Words have meanings. “Voter suppression” means not allowing someone to vote.
Harris proposed making Election Day a federal holiday. Whatever you think of that idea, the current state of Election Day not being a federal holiday does not constitute “voter suppression.” If it did, then none of our elections in our history have ever been free or fair.

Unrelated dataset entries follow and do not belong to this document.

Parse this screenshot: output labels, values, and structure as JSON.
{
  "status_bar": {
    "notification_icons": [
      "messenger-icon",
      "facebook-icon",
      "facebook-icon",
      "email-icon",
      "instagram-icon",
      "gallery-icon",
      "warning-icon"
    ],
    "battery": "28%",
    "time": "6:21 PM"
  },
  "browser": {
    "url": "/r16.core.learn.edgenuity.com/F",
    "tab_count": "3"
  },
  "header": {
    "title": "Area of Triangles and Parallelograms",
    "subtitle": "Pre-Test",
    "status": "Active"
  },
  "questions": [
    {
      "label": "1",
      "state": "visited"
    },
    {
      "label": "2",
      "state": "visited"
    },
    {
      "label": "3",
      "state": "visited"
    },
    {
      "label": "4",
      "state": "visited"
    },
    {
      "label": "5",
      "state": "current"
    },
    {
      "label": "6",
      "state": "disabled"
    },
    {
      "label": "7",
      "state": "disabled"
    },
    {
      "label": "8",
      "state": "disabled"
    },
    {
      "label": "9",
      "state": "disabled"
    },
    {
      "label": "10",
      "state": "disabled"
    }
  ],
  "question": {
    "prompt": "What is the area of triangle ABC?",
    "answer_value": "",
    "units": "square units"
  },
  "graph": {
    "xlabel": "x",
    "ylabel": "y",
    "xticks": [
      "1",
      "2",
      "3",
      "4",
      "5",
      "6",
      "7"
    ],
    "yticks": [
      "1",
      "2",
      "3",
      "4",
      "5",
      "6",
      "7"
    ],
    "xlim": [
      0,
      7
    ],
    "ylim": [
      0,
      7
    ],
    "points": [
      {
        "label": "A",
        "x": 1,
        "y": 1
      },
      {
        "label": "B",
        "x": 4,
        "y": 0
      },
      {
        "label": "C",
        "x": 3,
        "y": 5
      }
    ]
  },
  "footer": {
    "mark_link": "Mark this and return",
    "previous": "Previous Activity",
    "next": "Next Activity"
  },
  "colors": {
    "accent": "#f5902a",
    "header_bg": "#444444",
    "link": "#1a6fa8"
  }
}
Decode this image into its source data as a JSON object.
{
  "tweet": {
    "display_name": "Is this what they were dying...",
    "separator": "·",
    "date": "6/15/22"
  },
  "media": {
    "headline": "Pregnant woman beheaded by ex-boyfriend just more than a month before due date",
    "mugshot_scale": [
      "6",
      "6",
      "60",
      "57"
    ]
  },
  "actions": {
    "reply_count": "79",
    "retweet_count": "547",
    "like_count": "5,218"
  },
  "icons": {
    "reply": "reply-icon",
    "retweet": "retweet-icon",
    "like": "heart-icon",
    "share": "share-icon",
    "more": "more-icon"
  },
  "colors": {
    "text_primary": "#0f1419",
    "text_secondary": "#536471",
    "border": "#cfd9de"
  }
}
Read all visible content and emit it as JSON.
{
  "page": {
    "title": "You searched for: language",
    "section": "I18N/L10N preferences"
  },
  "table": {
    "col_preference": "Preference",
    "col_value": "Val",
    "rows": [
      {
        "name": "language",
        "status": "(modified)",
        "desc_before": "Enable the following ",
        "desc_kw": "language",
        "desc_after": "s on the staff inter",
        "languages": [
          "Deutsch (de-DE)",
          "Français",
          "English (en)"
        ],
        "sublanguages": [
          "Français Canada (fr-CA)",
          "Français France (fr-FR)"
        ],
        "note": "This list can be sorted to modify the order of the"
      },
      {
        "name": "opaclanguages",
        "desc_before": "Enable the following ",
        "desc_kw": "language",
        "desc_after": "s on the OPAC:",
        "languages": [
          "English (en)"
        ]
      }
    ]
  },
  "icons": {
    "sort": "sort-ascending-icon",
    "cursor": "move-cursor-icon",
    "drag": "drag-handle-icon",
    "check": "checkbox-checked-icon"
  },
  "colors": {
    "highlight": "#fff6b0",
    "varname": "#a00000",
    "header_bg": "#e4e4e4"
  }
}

Cutting back the early voting days from 17 to 10, as North Carolina did, or 14 to 8, as Florida did, does not constitute voter suppression. We can argue about whether it’s a good idea, but everyone who is properly registered is still allowed to vote. Ten states currently have no early or absentee voting without an excuse, and they aren’t all concentrated in the conservative deep South; they include Connecticut, Rhode Island, Delaware, Pennsylvania . . . if you contend that the elections in North Carolina or Florida are not free and fair because the number of early voting days was reduced, then how can any election in a state with no early voting be free and fair?

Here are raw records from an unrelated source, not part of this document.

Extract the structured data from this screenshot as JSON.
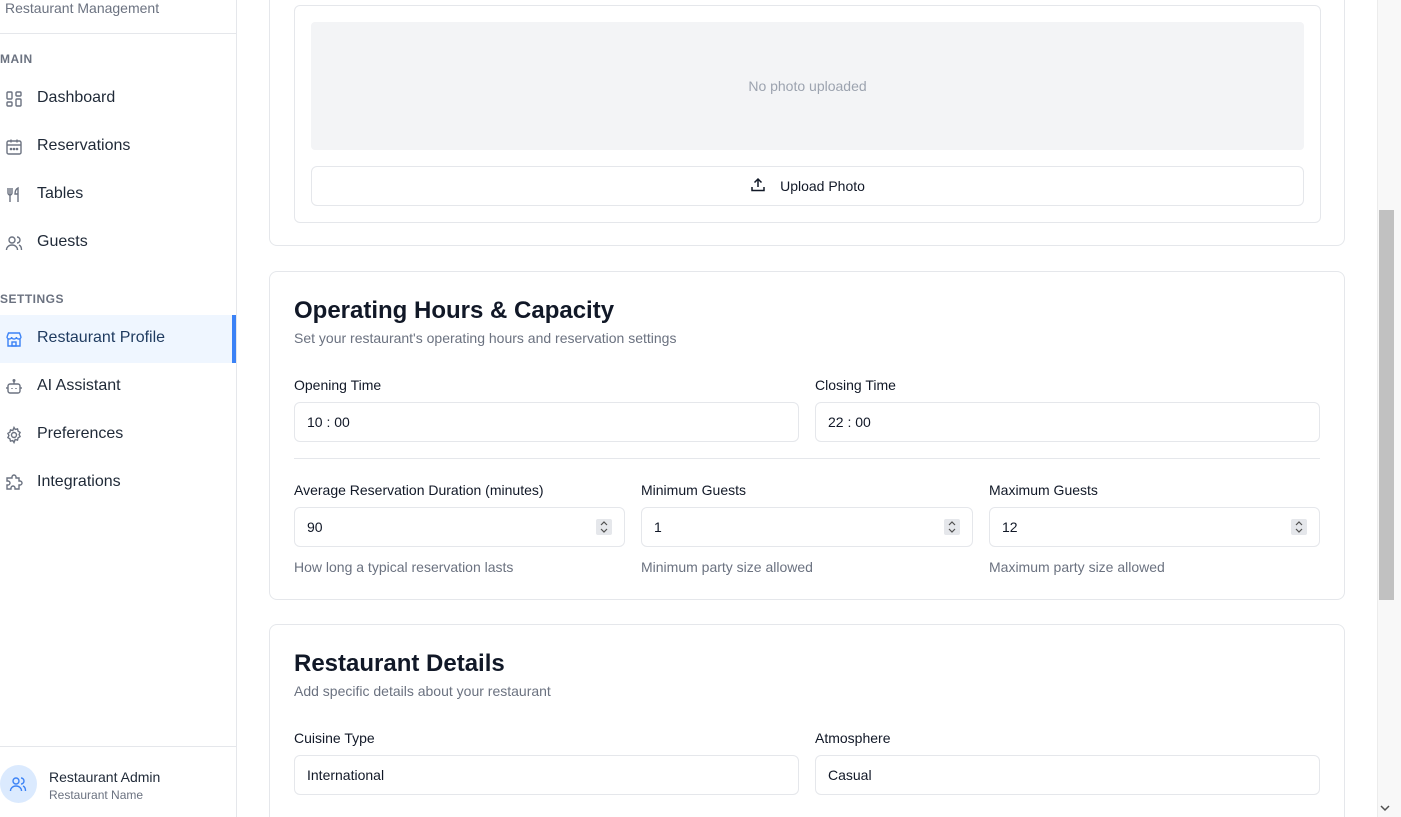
{
  "sidebar": {
    "brand_subtitle": "Restaurant Management",
    "sections": {
      "main_label": "MAIN",
      "settings_label": "SETTINGS"
    },
    "items": [
      {
        "label": "Dashboard",
        "icon": "dashboard-icon"
      },
      {
        "label": "Reservations",
        "icon": "calendar-icon"
      },
      {
        "label": "Tables",
        "icon": "utensils-icon"
      },
      {
        "label": "Guests",
        "icon": "users-icon"
      },
      {
        "label": "Restaurant Profile",
        "icon": "store-icon",
        "active": true
      },
      {
        "label": "AI Assistant",
        "icon": "bot-icon"
      },
      {
        "label": "Preferences",
        "icon": "gear-icon"
      },
      {
        "label": "Integrations",
        "icon": "puzzle-icon"
      }
    ],
    "user": {
      "name": "Restaurant Admin",
      "subtitle": "Restaurant Name"
    }
  },
  "photo": {
    "placeholder": "No photo uploaded",
    "upload_label": "Upload Photo"
  },
  "hours": {
    "title": "Operating Hours & Capacity",
    "description": "Set your restaurant's operating hours and reservation settings",
    "opening_label": "Opening Time",
    "opening_value": "10 : 00",
    "closing_label": "Closing Time",
    "closing_value": "22 : 00",
    "duration_label": "Average Reservation Duration (minutes)",
    "duration_value": "90",
    "duration_hint": "How long a typical reservation lasts",
    "min_label": "Minimum Guests",
    "min_value": "1",
    "min_hint": "Minimum party size allowed",
    "max_label": "Maximum Guests",
    "max_value": "12",
    "max_hint": "Maximum party size allowed"
  },
  "details": {
    "title": "Restaurant Details",
    "description": "Add specific details about your restaurant",
    "cuisine_label": "Cuisine Type",
    "cuisine_value": "International",
    "atmosphere_label": "Atmosphere",
    "atmosphere_value": "Casual"
  },
  "colors": {
    "accent": "#3b82f6",
    "active_bg": "#eff6ff"
  }
}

Kamala Harris wants automatic voter registration. Roughly 153 million of us figured out how to do this. Thirty seven (soon to be 38) states allow you to do it online. Why is asking voters to register now considered some sort of unreasonable, insurmountable burden?
Back on October 21, 2016, when she thought she was going to win the presidential election handily, Hillary Clinton declared as part of her stump speech, “Donald Trump refused to say that he’d respect the results of this election. By doing that, he’s threatening our democracy.” What do you call not respecting the results of the election afterwards? Last month Clinton claimed, despite the conclusions of Florida elections officials and the Mueller report, “The Russians were in the county election systems of every county in Florida.”
Hillary Clinton is the worst offender, but her mentality has spread to the whole party.
Cory Booker, Promising to Ban Bump Stocks that Are Already Banned
This morning, presidential candidate Cory Booker unveiled his plan to address gun violence, which includes a new requirement that all gun owners be licensed by the federal government. This would supersede all state licensing laws, concealed-carry permits, open-carry permits, and other state regulations and rules and almost certainly face a challenge that would go all the way up to the Supreme Court. Sixteen states passed “Constitutional Carry,” which more or less declares that your permit to carry a gun is the United States Constitution.
Booker is also promises to ban bump stocks. The federal government banned bump stocks earlier this year, and the ban is in effect (even though it doesn’t look like anyone’s turning theirs in). Did Booker . . . not notice?
A Completely Different Kind of Sanders Flip-Flop
Symone Sanders — no relation to Bernie — shortly after the 2016 election:
In my opinion we don’t need white people leading the Democratic party right now. The Democratic party is diverse, and it should be reflected as so in leadership and throughout the staff, at the highest levels. From the vice chairs to the secretaries all the way down to the people working in the offices at the DNC.
Symone Sanders in a fundraising email for Joe Biden’s campaign last night:
I’m on Team Joe because I trust him to get this right. I trust him to run a campaign that has standards and values and a commitment to win the White House. I’m on his team to make sure he does just that — are you?
Ever feel like the news has a lot of people named “Sanders” in it? Bernie, Symone, Sarah Huckabee, Colonel . . .
ADDENDUM: The Portland Police Department issues a press release about protests on May Day declaring, “We asked participants to peacefully and safely demonstrate and they did.” That’s an odd way of describing a protester spraying mace into the face of journalist Andy Ngo.
The assessment of the peaceful protests comes from Portland Police chief Danielle Outlaw. Her name is a little too perfect for the circumstances.